On mono LPs the audio signal is encoded on the horizontal only. Any vertical deflection of the stylus is canceled using a mono cartridge. So it’s not a good idea to use a mono LP and cartridge to set AS if you’re then going to use the same setting for stereo. But I confess I don’t precisely know offhand what you would hear with a mono LP and a mono cartridge and aberrant anti skate. 
PRECISELY: less than ideal, that’s been the point of this.

what’s not a good idea?

Mono or Stereo Cartidge: The geometry of the stylus in the groove, sphere, ellipse, shibata, sas are all relevant to mono stylus regarding groove contact.

Anti-skate is critical, stereo or mono.

I wanted 1.5g tracking force for my MONO cartridge. That produces 1.5g inward force. So, set anti-skate at 1.5g, go to bed.

IF everything is accurate.

FR-45 has no way to adjust/lighten AS force. One 2.5g weight, 1 location, on or off. Weight has bottom threads to add more weight.

1. Down measured via digital scale.

2. Matching 1.5g Inward force measured by Newton while ice skating on a carosel.

3. Anti-skate needs to be refined by ear.

You cannot set anti-skate for a MONO stylus by ear, so:

I used a stereo cartridge, set tracking at 1.5g. Tested tonearms standard 2.5g weight, too heavy. Tried no AS, worse than too much.

Made my own smaller weight by trial,

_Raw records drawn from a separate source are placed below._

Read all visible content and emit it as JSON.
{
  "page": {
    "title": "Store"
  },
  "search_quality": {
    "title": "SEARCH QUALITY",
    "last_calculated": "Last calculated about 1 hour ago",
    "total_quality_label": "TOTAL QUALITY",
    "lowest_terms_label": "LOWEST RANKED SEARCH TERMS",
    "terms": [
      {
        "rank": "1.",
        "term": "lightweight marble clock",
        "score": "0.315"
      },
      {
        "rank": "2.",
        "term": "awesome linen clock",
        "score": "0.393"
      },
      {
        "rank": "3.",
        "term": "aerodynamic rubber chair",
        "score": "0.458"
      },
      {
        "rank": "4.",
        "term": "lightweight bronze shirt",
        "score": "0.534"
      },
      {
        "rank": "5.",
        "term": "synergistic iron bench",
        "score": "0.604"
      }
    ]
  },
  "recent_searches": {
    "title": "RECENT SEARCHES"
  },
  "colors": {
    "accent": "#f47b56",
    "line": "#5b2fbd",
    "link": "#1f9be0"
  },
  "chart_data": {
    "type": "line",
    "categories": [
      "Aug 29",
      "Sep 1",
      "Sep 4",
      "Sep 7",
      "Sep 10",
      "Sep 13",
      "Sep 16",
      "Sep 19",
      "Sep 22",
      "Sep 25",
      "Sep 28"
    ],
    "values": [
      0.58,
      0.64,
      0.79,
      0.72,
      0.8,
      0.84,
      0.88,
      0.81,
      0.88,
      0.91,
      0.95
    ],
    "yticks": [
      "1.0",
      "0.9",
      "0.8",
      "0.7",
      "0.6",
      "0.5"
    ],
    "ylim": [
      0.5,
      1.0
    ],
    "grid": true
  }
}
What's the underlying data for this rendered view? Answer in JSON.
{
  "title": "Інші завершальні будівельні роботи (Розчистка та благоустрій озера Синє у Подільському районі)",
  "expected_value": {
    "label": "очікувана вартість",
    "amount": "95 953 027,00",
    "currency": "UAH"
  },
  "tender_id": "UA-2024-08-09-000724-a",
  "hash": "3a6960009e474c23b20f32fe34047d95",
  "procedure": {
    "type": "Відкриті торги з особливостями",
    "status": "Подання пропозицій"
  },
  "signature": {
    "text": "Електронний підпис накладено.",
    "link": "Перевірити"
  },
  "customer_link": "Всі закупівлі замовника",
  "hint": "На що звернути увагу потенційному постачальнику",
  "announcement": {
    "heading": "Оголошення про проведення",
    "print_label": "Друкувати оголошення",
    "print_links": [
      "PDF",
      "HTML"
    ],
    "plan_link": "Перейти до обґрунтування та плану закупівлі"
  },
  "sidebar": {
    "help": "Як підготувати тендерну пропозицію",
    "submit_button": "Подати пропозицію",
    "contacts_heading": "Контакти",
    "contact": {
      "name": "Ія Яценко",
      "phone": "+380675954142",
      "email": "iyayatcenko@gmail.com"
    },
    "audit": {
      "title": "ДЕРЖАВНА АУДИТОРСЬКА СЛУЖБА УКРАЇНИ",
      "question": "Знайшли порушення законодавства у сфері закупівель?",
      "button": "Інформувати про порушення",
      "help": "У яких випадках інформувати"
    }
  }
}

1.36g floated the stylus in the groove, beautiful imaging of 3 guitarists.


Put the mono cartridge back on, track 1.5g, the 1.36g weight will do the same as before, float that mono stylus in the groove.

The goal, from the get-go was to float the Mono stylus in the groove, to prevent all the wear issues I mentioned.

what’s not a good idea?
Anti-Skate varies by Stylus Shape!

I went back on the FR arm, Grace ME+ 1.5g down, and with the polished acrylic disc, no grooves, while spinning: the anti-skate 1.36g was pulling out too much.

I made a new weight, and for the GRADO’s Elliptical Stylus, 1.5g, a 0.9g weight was perfect.

Previous test was with Shure with Shibata tip, also 1.5g down, anti-skate 1.36 was correct.

I was scrolling thru Turntables just for fun, and came across a Garrard. The anti-skate dial had two sides, top and bottom. The bottom was labeled ’Elliptical’, the top was labeled CO 4 or CD 4, photo was a bit fuzzy).

How much stylus contact surface, how deep in the groove, it just shows, these dials cannot be relied upon, the disc with no grooves is a great help, especially for Mono where you cannot use your ears.

Learn something every day. Happily.
Yes the skating force is due to friction between stylus and vinyl groove.It therefore stands to reason that the size of the contact patch afforded by different stylus shapes would affect friction and therefore affect the skating force and therefore affect the amount of anti-skate required.
yeah, the whole 'use my stereo cartride, listening, then good for mono' didn't prove correct, glad I figured it out.

gotta wonder why more turntables don't have different scales like that single Garrard did.

Glad I tried the grooveless smooth disc method, that is so easy.